Benoit’s matched his projections’ 2.95 ERA, 4 wins, and his actualy 1.5 WARP was pretty close to the expected. This year, PECOTA likes him just as much
PECOTA was pretty close with Schlereth as well. Mark’s son posted a 0.7 WARP, beating his projection by about a half win, and in 2012 PECOTA likes him the same.
This year, Albuquerque will obviously be out until around the All-Star break and PECOTA reflects that, and also expects him to come back and strike out over a batter an inning. Last year he was worth 1.6 wins, completely obliterating his projection of -0.5, however, mos spent the whole year waiting for hitters to start adjusting, and they just never did.

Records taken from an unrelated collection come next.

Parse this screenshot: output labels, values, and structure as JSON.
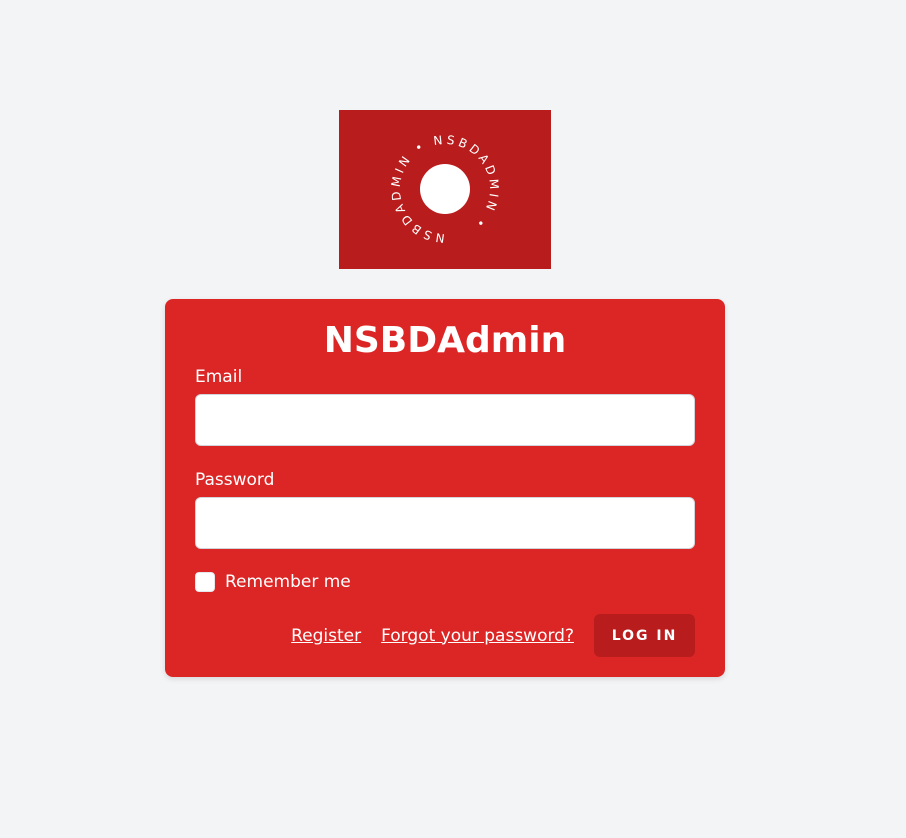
{
  "logo": {
    "ring_text": "NSBDADMIN • NSBDADMIN •",
    "background": "#b91c1c"
  },
  "card": {
    "title": "NSBDAdmin",
    "background": "#dc2626"
  },
  "form": {
    "email_label": "Email",
    "email_value": "",
    "password_label": "Password",
    "password_value": "",
    "remember_label": "Remember me",
    "register_link": "Register",
    "forgot_link": "Forgot your password?",
    "login_button": "LOG IN"
  }
}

Dotel played for Toronto and St. Louis last year (ultimately winning the World Series with the Cardinals. He posted a 0.6 WARP with both clubs, and doubled his projected value. This year, PECOTA likes him in Detroit, right below Benoit and Valverde’s value.
Oh, and it’s Collin with two L’s. Don’t make that mistake and spell it with one. PECOTA saw him starting and relieving last year, though Washington ignored those projections, and it looks like he was better for it. He posted a -0.3 WARP even though he was projected to be replacement level (that had a lot to do with the 18 starts PECOTA thought he would get). This year, they are a bit bullish on him. It’ll be interesting to see how Leyland uses him, and how he responds to his new surroundings.
It’s worth mentioning that Ryan Perry, the pitcher traded to Washington to Balester had a -0.4 WARP last year and is projected to be replacement level this year for Washington.